That's according to a study released Thursday by the Pew Charitable Trusts and the MacArthur Foundation.

It said Utah is a leader among the states in putting money where research shows it will actually do good "by developing processes and tools that use evidence to inform policy and budget decisions."

Only the state of Washington had higher marks in the study. Utah was among just five states that the study said are doing an exemplary job. The others were Minnesota, Connecticut and Oregon.

The study praised the governor's Office of Management and Budget for requiring state agencies, when making budget requests, to show "the need for service, the expected outcomes and whether it is an evidence-based practice supported by research, data, evaluation or professional industry standards."

It added that Gov. Gary Herbert's budget last year identified 41 programs that were required to provide additional evidence of effectiveness before they would be funded in future years.

It praised the state Division of Substance Abuse and Mental Health for using a registry "of evidence-based prevention programs to guide its contracting decisions."

When that agency rejects contractors, the study said, it gives them "a written explanation of the decision and recommendations for improvements" — and offers technical assistance to help them qualify in the future.

The study also specifically praised Utah criminal and juvenile justice administrators for studying effectiveness of programs before funding them.

It said they "analyzed recidivism outcomes of several programs, including comparisons against a control group," before deciding what to fund.

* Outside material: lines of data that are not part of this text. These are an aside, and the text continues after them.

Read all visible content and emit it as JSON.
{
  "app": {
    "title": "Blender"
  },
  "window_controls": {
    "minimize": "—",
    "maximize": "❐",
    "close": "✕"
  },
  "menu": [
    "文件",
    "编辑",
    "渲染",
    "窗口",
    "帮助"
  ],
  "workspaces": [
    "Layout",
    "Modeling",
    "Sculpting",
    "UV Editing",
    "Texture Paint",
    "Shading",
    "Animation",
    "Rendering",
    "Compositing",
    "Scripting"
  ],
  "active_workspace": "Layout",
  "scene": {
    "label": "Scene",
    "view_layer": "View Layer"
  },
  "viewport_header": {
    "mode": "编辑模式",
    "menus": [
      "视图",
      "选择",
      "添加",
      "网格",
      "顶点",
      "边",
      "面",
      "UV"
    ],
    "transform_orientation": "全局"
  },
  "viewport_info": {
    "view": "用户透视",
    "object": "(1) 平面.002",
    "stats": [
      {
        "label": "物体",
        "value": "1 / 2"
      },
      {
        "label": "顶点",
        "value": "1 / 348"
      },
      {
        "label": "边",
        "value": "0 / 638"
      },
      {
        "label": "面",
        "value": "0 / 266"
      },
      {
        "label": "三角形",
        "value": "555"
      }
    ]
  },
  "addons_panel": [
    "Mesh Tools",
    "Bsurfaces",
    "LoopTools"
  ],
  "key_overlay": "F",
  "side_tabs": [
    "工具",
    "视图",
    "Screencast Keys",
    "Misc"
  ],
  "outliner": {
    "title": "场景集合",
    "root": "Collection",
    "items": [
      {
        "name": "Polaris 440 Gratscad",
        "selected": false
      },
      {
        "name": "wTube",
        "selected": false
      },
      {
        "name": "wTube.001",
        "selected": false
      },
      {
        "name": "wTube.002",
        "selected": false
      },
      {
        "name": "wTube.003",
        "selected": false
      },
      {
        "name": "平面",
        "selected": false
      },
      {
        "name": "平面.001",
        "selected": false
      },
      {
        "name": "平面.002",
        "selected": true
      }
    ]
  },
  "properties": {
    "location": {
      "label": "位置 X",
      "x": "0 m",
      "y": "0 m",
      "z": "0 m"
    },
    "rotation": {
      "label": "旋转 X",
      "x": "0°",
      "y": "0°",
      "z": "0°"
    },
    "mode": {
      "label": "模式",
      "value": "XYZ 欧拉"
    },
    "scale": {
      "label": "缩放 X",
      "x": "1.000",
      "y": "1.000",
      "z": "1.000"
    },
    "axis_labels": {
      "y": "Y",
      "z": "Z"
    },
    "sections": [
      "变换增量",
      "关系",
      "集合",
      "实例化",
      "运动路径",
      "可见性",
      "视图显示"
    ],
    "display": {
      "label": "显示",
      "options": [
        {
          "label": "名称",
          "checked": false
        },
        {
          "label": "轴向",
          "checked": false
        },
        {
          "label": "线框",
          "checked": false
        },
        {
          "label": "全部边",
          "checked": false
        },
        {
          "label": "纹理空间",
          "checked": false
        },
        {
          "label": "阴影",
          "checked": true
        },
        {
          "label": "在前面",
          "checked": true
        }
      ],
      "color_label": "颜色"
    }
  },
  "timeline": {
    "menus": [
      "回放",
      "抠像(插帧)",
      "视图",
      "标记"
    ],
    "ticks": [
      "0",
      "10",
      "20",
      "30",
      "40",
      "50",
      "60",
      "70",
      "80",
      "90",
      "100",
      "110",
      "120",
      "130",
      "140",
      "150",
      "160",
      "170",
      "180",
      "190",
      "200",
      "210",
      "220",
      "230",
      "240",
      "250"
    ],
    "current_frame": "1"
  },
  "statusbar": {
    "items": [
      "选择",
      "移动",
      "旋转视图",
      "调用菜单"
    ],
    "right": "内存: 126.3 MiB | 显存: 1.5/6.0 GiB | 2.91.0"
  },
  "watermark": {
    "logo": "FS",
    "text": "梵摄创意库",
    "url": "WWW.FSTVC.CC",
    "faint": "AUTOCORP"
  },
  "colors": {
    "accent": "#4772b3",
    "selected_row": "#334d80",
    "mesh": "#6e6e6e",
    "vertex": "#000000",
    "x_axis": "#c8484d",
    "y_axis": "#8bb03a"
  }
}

Earlier this week, House Speaker Greg Hughes said the Legislature also tries hard to base its decisions on data and proven results. "We're trying to use good information to drive good decisions."